_About this task:_
Lines with the word "JSON" in them are the ones to copy from the records.

_Records shown:_
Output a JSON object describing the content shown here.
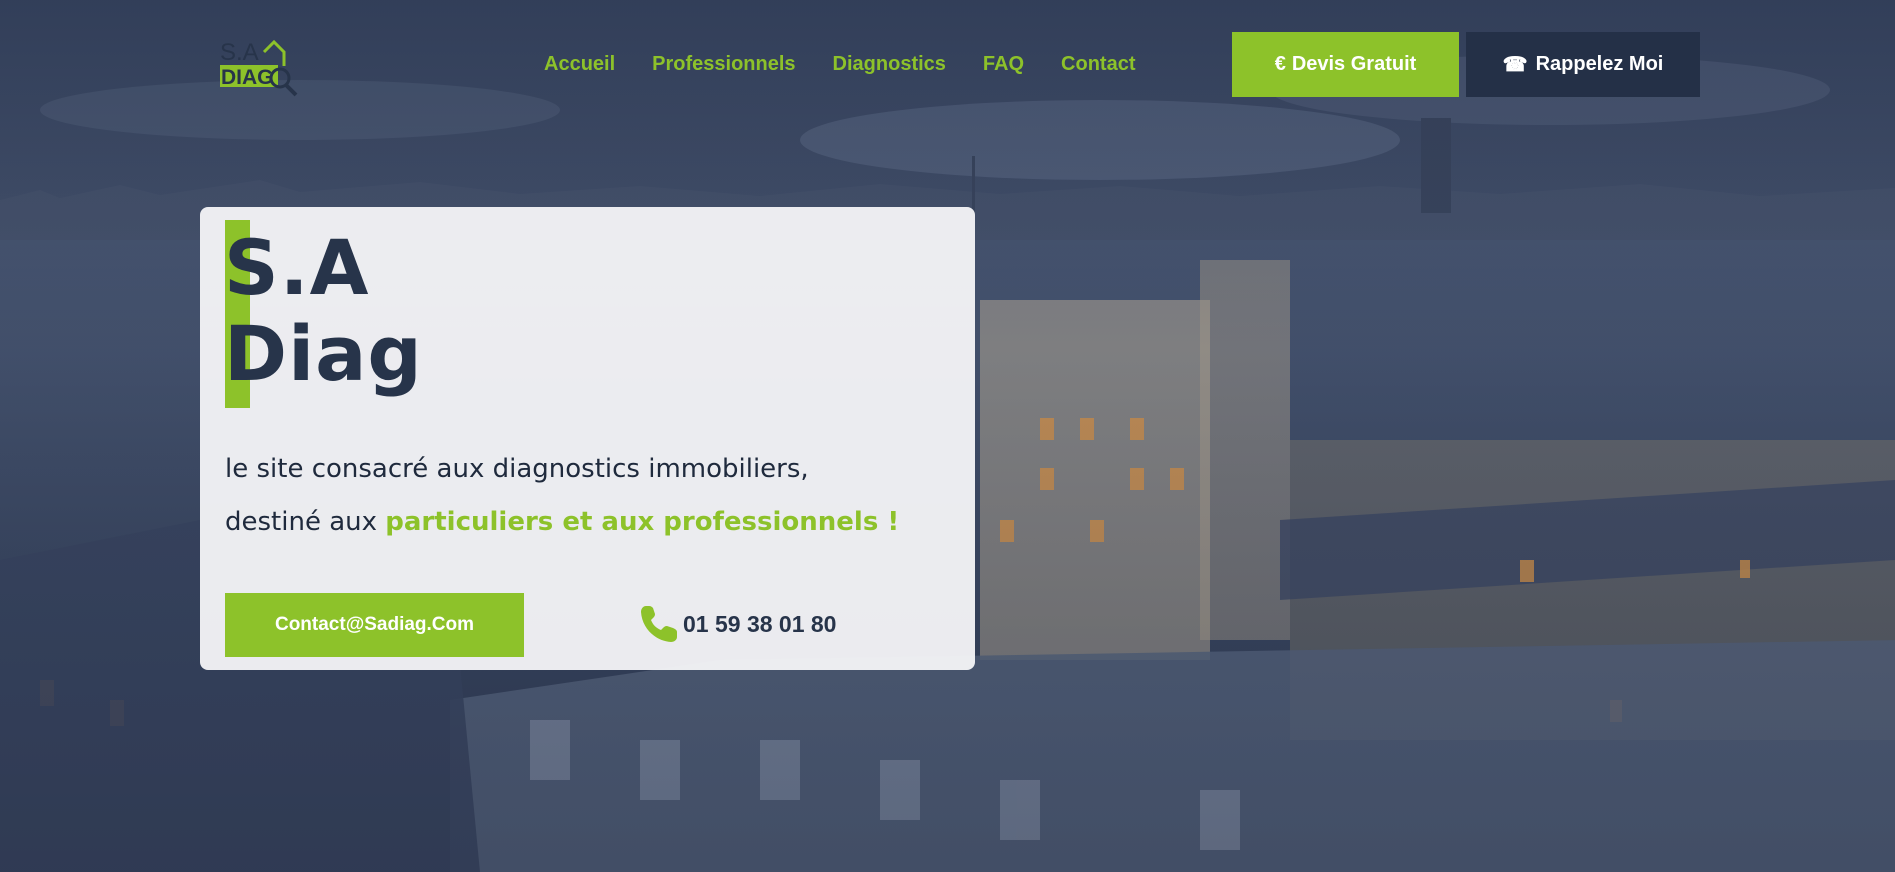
{
  "brand": {
    "logo_text_top": "S.A",
    "logo_text_bottom": "DIAG",
    "colors": {
      "accent": "#8dc22a",
      "dark": "#243047",
      "card": "#f6f7f9"
    }
  },
  "nav": {
    "items": [
      {
        "label": "Accueil"
      },
      {
        "label": "Professionnels"
      },
      {
        "label": "Diagnostics"
      },
      {
        "label": "FAQ"
      },
      {
        "label": "Contact"
      }
    ]
  },
  "header": {
    "devis_icon": "€",
    "devis_label": "Devis Gratuit",
    "rappel_icon": "☎",
    "rappel_label": "Rappelez Moi"
  },
  "hero": {
    "title_line1": "S.A",
    "title_line2": "Diag",
    "tagline_line1": "le site consacré aux diagnostics immobiliers,",
    "tagline_pre": "destiné aux ",
    "tagline_highlight": "particuliers et aux professionnels !",
    "contact_button": "Contact@Sadiag.Com",
    "phone_icon": "phone-icon",
    "phone_number": "01 59 38 01 80"
  }
}
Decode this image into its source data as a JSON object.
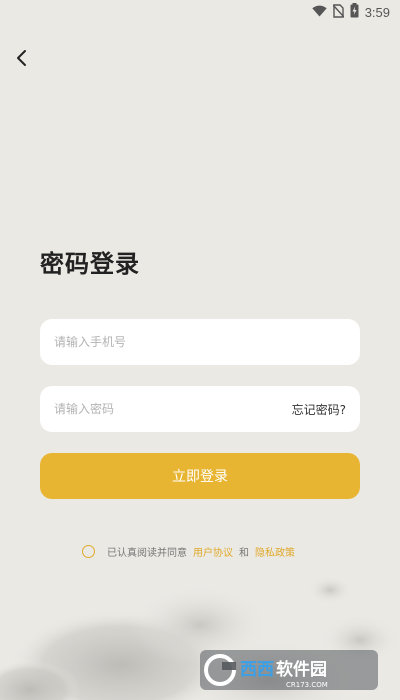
{
  "status_bar": {
    "time": "3:59",
    "icons": [
      "wifi-icon",
      "no-sim-icon",
      "battery-charging-icon"
    ]
  },
  "nav": {
    "back_icon": "chevron-left-icon"
  },
  "login": {
    "title": "密码登录",
    "phone_placeholder": "请输入手机号",
    "phone_value": "",
    "password_placeholder": "请输入密码",
    "password_value": "",
    "forgot_label": "忘记密码?",
    "submit_label": "立即登录"
  },
  "agreement": {
    "prefix": "已认真阅读并同意",
    "user_agreement": "用户协议",
    "and": "和",
    "privacy_policy": "隐私政策",
    "checked": false
  },
  "watermark": {
    "brand": "西西软件园",
    "url": "CR173.COM"
  },
  "colors": {
    "background": "#ebe9e4",
    "accent": "#e8b532",
    "link": "#e0a92a"
  }
}
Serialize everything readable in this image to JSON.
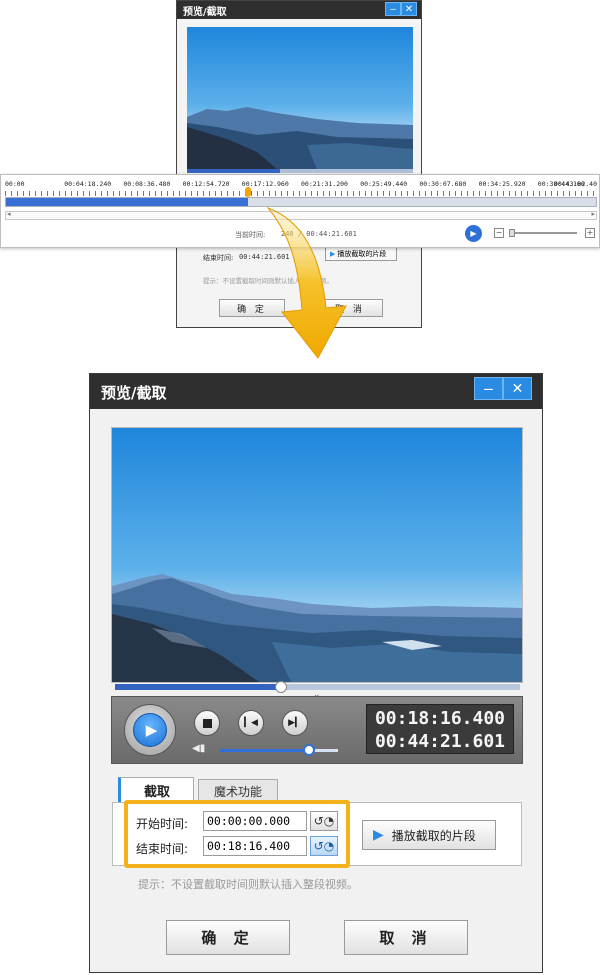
{
  "window": {
    "title": "预览/截取",
    "minimize_icon": "minimize-icon",
    "close_icon": "close-icon"
  },
  "timeline": {
    "ticks": [
      "00:00",
      "00:04:18.240",
      "00:08:36.480",
      "00:12:54.720",
      "00:17:12.960",
      "00:21:31.200",
      "00:25:49.440",
      "00:30:07.680",
      "00:34:25.920",
      "00:38:44.160",
      "00:43:02.40"
    ],
    "played_fraction": 0.41,
    "current_time_label": "当前时间:",
    "current_time_value": "240 / 00:44:21.601"
  },
  "player": {
    "progress_fraction": 0.41,
    "time_current": "00:18:16.400",
    "time_total": "00:44:21.601",
    "volume_fraction": 0.75
  },
  "tabs": [
    {
      "label": "截取"
    },
    {
      "label": "魔术功能"
    }
  ],
  "clip": {
    "start_label": "开始时间:",
    "start_value": "00:00:00.000",
    "end_label": "结束时间:",
    "end_value": "00:18:16.400",
    "play_clip_label": "播放截取的片段",
    "hint": "提示：不设置截取时间则默认插入整段视频。"
  },
  "small": {
    "end_label": "结束时间:",
    "end_value": "00:44:21.601",
    "play_clip_label": "播放截取的片段",
    "hint": "提示：不设置截取时间则默认插入整段视频。"
  },
  "buttons": {
    "ok": "确 定",
    "cancel": "取 消"
  },
  "colors": {
    "accent": "#2a8be2",
    "highlight": "#f3b21b",
    "titlebar": "#2f2f2f"
  }
}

_Answer for this exercise:_
Output a JSON object describing the content shown here.
Decode this image into its source data as a JSON object.
Serialize everything readable in this image to JSON.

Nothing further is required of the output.